When Depression is an Inflammatory Disorder
The neurotransmitter deficiency hypothesis of depression, as a unicausal model, is growing ever more wobbly under the accumulating weight of a variety of disconfirming findings – contradictory basic science data, studies of monoamine reuptake inhibitor efficacy that show these drugs to be scarcely better than placebos in many patients, and the emergence of more compelling etiological theories.
The inflammation hypothesis is perhaps the hottest new account of depression (at least the one with most calor). Over a decade or so there has been an explosion of data emerging from many quarters suggesting that chronic low-grade systemic inflammation plays a significant role in major depressive disorder, as both cause and effect. But as with any hypothesis that seems to have robust explanatory power, there is the temptation to wield it in a reductionist manner – to turn it into the next medical catechism, or “normal science,” as Thomas Kuhn would put it.
So, if not all patients suffering from inflammation get depressed, and not all depressed patients show signs or describe a history of inflammation, we must wrestle with a crucial question: when is depression an inflammatory disorder? This is precisely the issue taken up in this excellent review article by Charles L. Raison and Andrew H. Miller of the Mind-Body Program in the Department of Psychiatry and Behavioral Sciences at the Emory University School of Medicine. In one study they lumped all treatment-resistant depressed patients together, and found that treating them with an anti-inflammatory drug had little effect. However, when they separated out those subjects who had elevated inflammatory markers (in this case, CRP >5), the drug, infliximab (a TNF alpha blocker), worked as well as any antidepressant. Interestingly, patients with a low baseline level of inflammation were actually rendered more depressed by the anti-inflammatory drug.

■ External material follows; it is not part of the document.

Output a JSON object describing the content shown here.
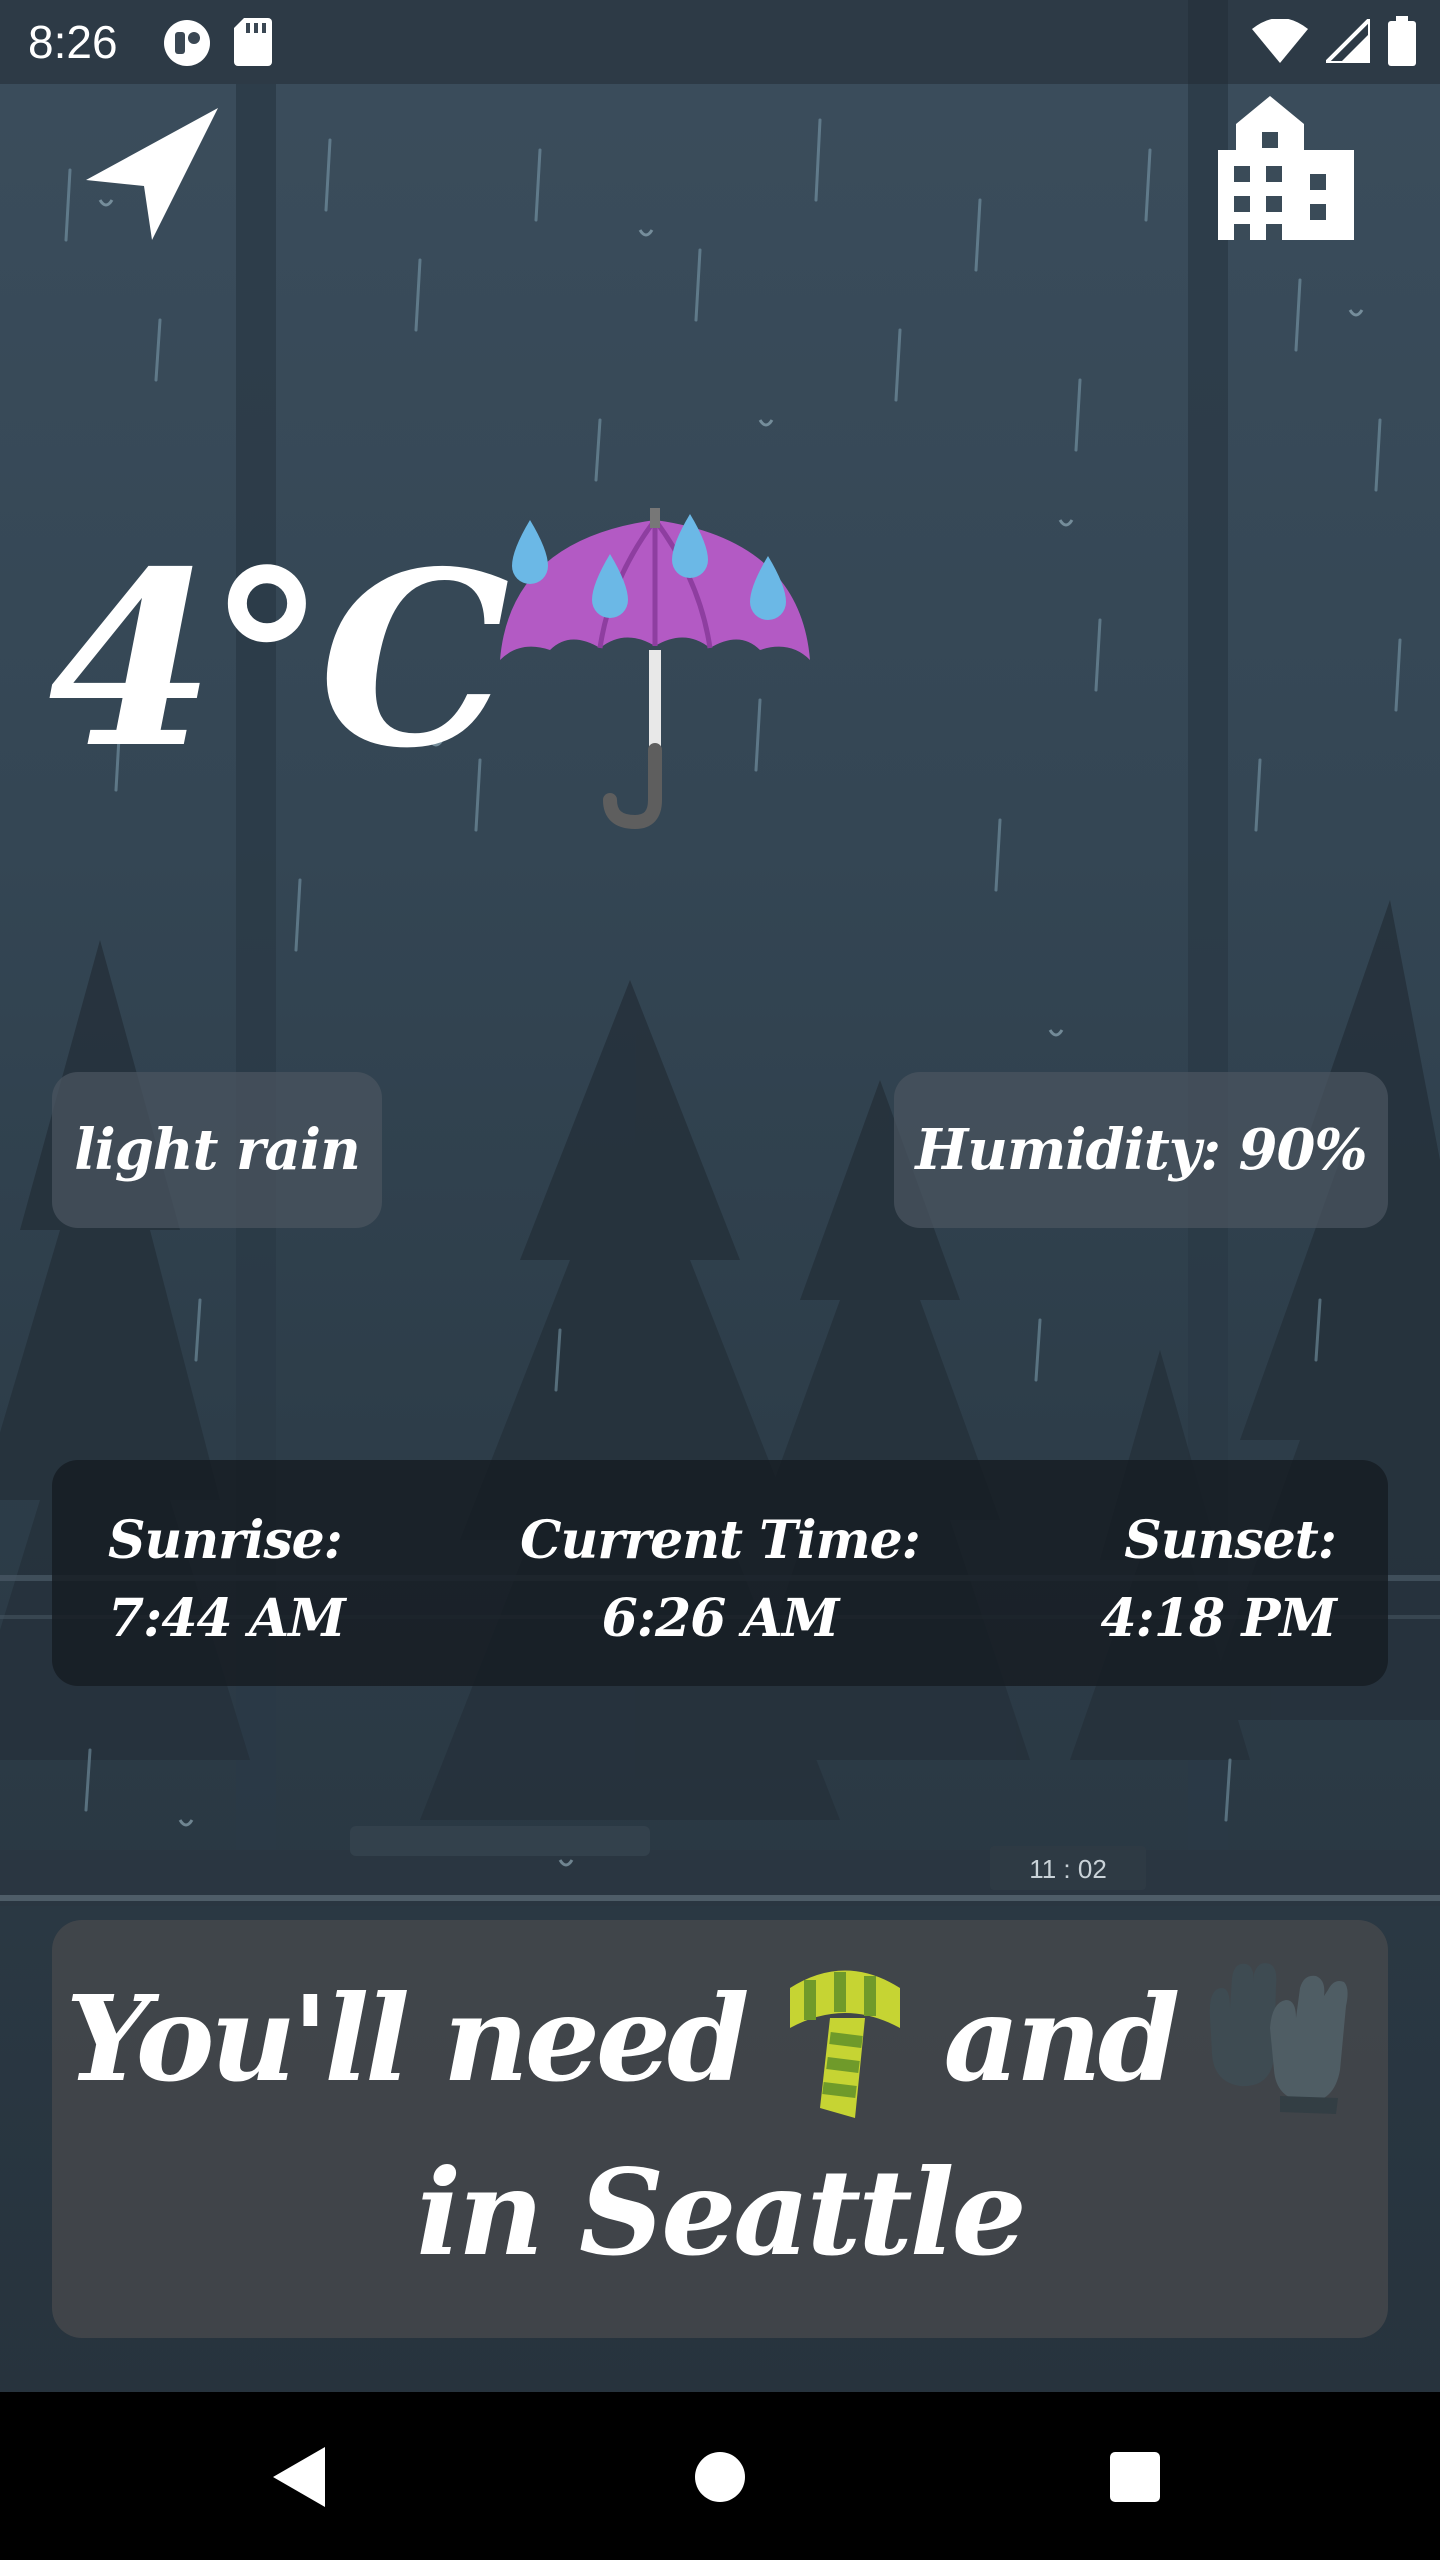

This is a powerful affirmation of a foundational tenet of functional medicine: the importance of considering a patient's biochemical individuality in any treatment. But it must also be pointed out that such a drug did not treat the cause of the inflammation. Unlike the more gentle, pleiotropic, non-toxic anti-inflammatory botanicals and nutrients with which humans evolved, infliximab is an anti-inflammatory assault weapon, a guided missle aimed at a singular molecular target. And it can produce serious collateral damage, such as life-threatening infection and malignancy. To be fair, the aim of their study was not to find an optimal treatment, but to clarify the relationship between inflammation and depression.
Also, the authors are careful to point out that inflammatory cytokines have multiple functions, harmful and vital, depending on their levels. Even TNF alpha, at low levels, can function as a neurotrophic factor. And, of course, without the capacity to synthesize and deliver adequate amounts of these cytokines, our own defenses against microbes and tumors would be severely impaired. But even mild elevations can become excitotoxic and neurotoxic in the brain. One lesson here is that anti-inflammatory interventions (especially drugs) must be based on lab data whenever possible. That is why at the Mind-Body Clinic all patients with mood disorders are assessed for excessive levels of inflammatory markers as part of our routine comprehensive evaluation. And when we do find evidence of an inflammatory component, our aim is to identify and treat the upstream cause, not just it's downstream effects.
To their credit, Raison and Miller do hold in mind the complex, multifactorial nature of depression. They describe how variables such as early life adversity (attachment trauma, loss, neglect, abuse), increased visceral fat, microbial infection, evening cortisol levels and other manifestations of maladaptive stress, and sleep deprivation interact with inflammatory processes in the etiology of depression. (To these we would add MTHFR status along with variations in other genes, nutrient levels, toxicant exposure, and psychodynamic processes that arise from the conflictual inner worlds of patients.)
One fascinating interaction between these variables Raison described in a recent Medscape webinar concerned the complex association between early life adversity, inflammation, and depression. He outlined a series of prospective studies that attempted to disentangle this association. In the absence of early adversity, inflammation actually lowered the risk for depression six months later. (Perhaps the transient elevation in cytokines exerted a neurotrophic effect there.) On the other hand, in the context of early adversity, inflammation was followed six months later by depression.
It appears that the stress of early adversity can program the body and brain to keep inflammation elevated, producing changes in the brain that in turn predispose toward depression. The work of investigators like Raison and Miller are expanding the ever-growing scientific foundation of the systems biology paradigm known as functional medicine, which sees neuropsychiatric conditions as perturbations of a network rather than as manifestions of disordered parts treatable in isolation.